Meet Harriet – 30 Faces of Meals on Wheels Chicago
Harriet’s family is a steel family. Many of her kin worked for the steel mills in southeastern Chicago, and they commit to their faith, their family, and the value of hard work with steely resolve.
Harriet is 97 years old and insists on dressing up for visitors, an echo of her past as a cosmetologist and fashion designer. She retains her Alabama drawl though she moved to Chicago in 1943. “I was born in Marion Junction, near Selma. There wasn’t much for us there, and my husband, John Lee, had a cousin who could get him a job at Inland Steel. It was good money, and we were just starting a family. We said goodbye to our cousins and moved north.”
In Chicago, Harriet and John Lee built a life, raising three boys and a girl in their southside home. Soon, the boys would join their father at the steel mill, working as a ladle operator, machinist and lid man. It was hard but honest work, and it paid well. Their daughter became an insurance executive downtown, but, unfortunately, succumbed to an aneurism at 66. Harriet’s beloved John Lee passed away in 2004 after 64 years of marriage. However, Harriet is surrounded by a large family with more than 20 grandchildren and 9 great grandchildren with another on the way.

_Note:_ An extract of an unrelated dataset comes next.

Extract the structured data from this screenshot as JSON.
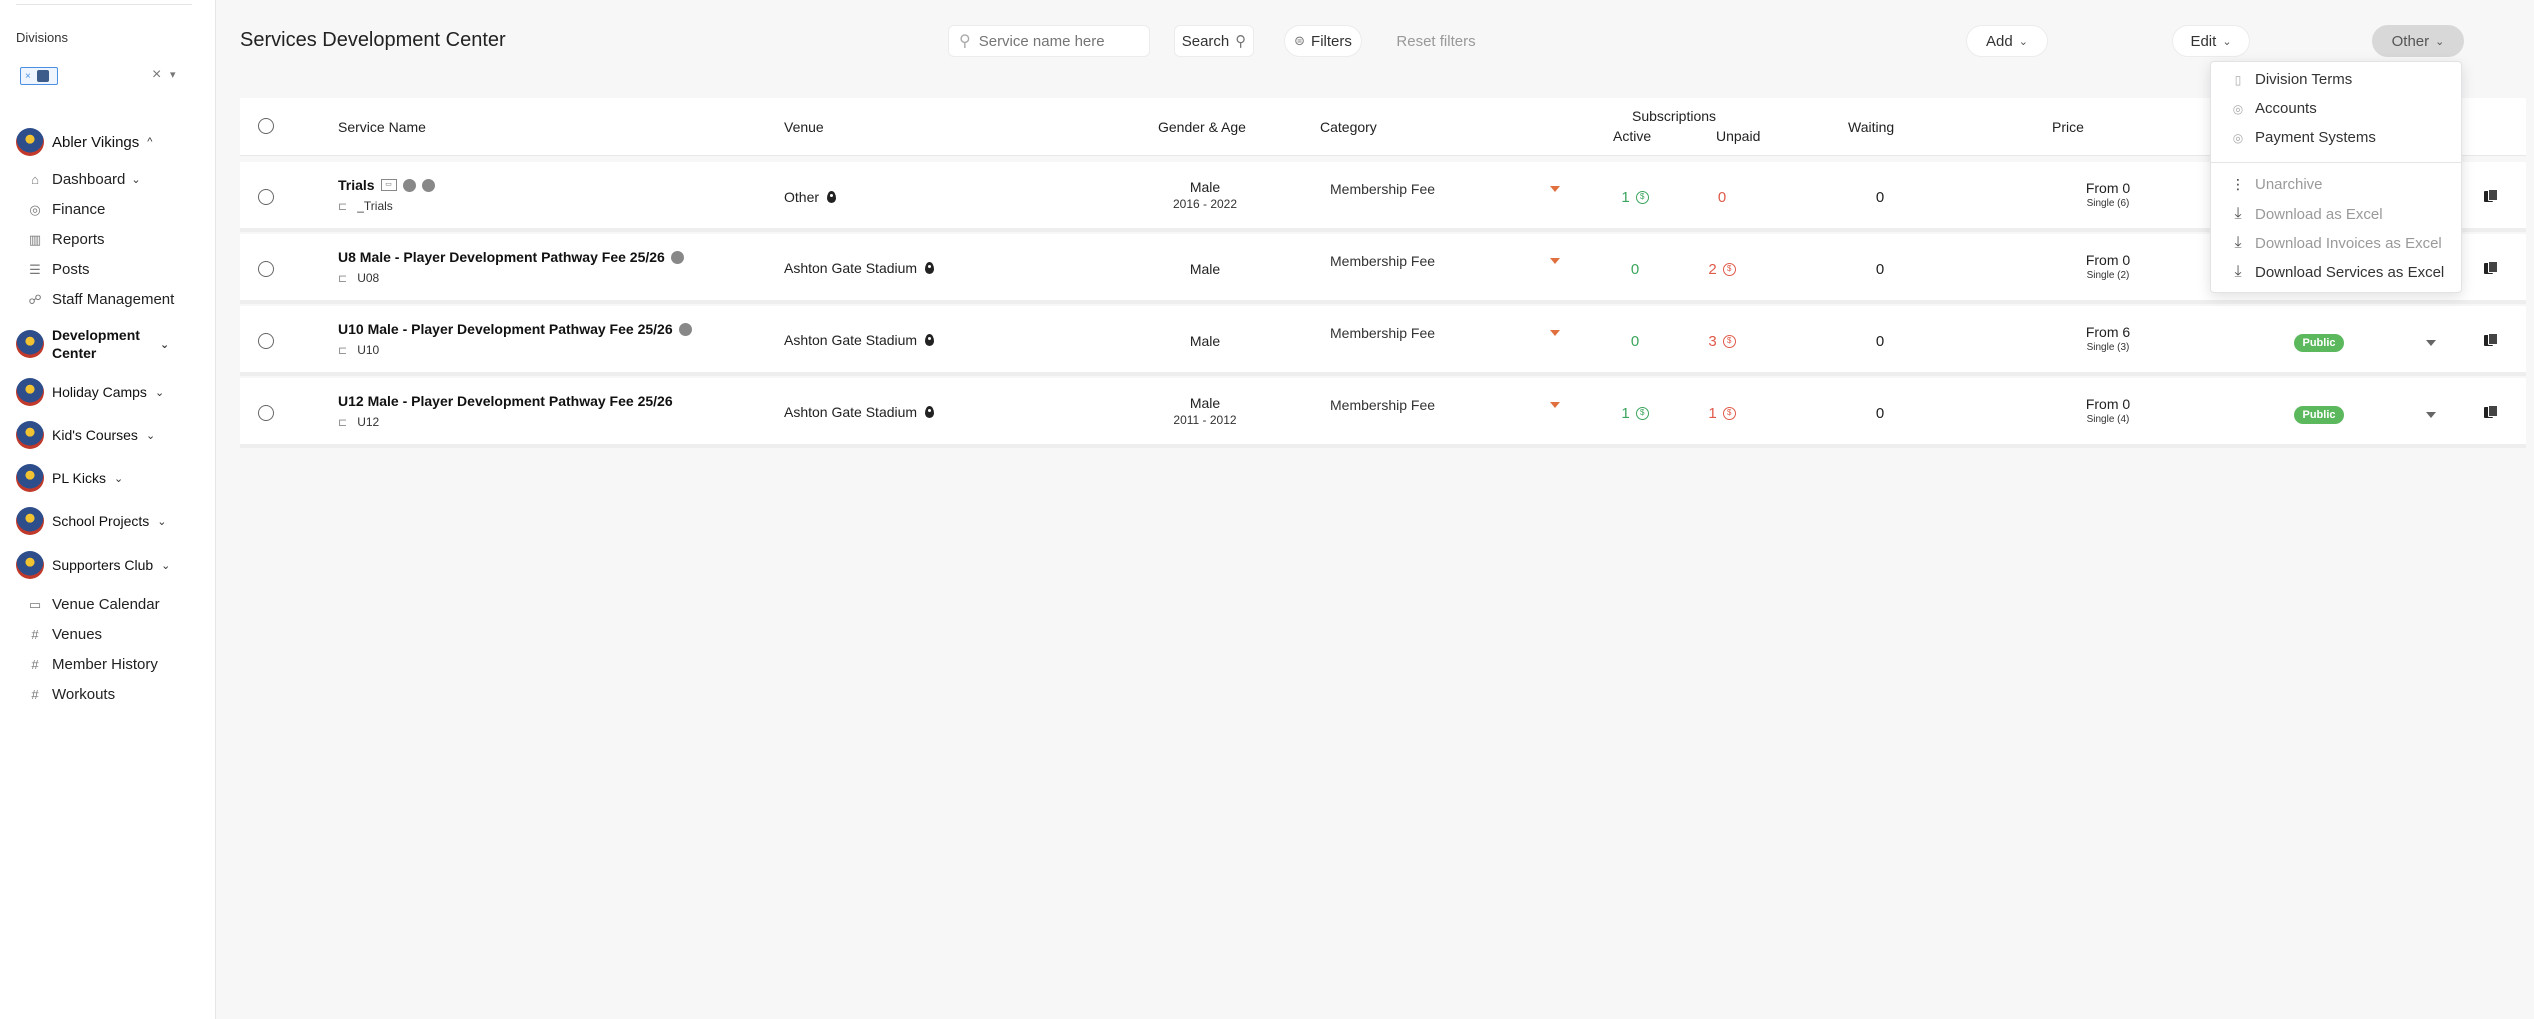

“We’ve always believed in earning your living. None of my boys ever just hung out on the street getting into trouble, not when there is work to be done. After the kids were in school, I went to work, too. First, in a packing housing and then for Nabisco, where I packed mini doughnuts as fast as I could. It’s funny to think that somebody with Meals on Wheels is packing my meals for me now. What comes around, goes around.”
About five years ago, the woman who supported her family for so many years could no longer cook for herself. “I just can’t move
around like I used to and standing over the stove hurts my back so much.” Harriet’s children convinced her to sign up for Meals on Wheels. “I really like Leon, my driver, he is so friendly and positive. Every time he comes, he asks me to say a prayer with him. It means so much to him and to me.”
Harriet likes the meals Leon brings. “I like the meatballs and spaghetti, and the chicken and dressing. The meals are really healthy. Maybe that’s why my blood pressure is so good.”
Harriet is grateful for all of you who support Meals on Wheels Chicago. “I may never meet the people who help me, but I want them to know that I certainly appreciate their kindness. I thank them for allowing me to stay in the home that John Lee and I built.”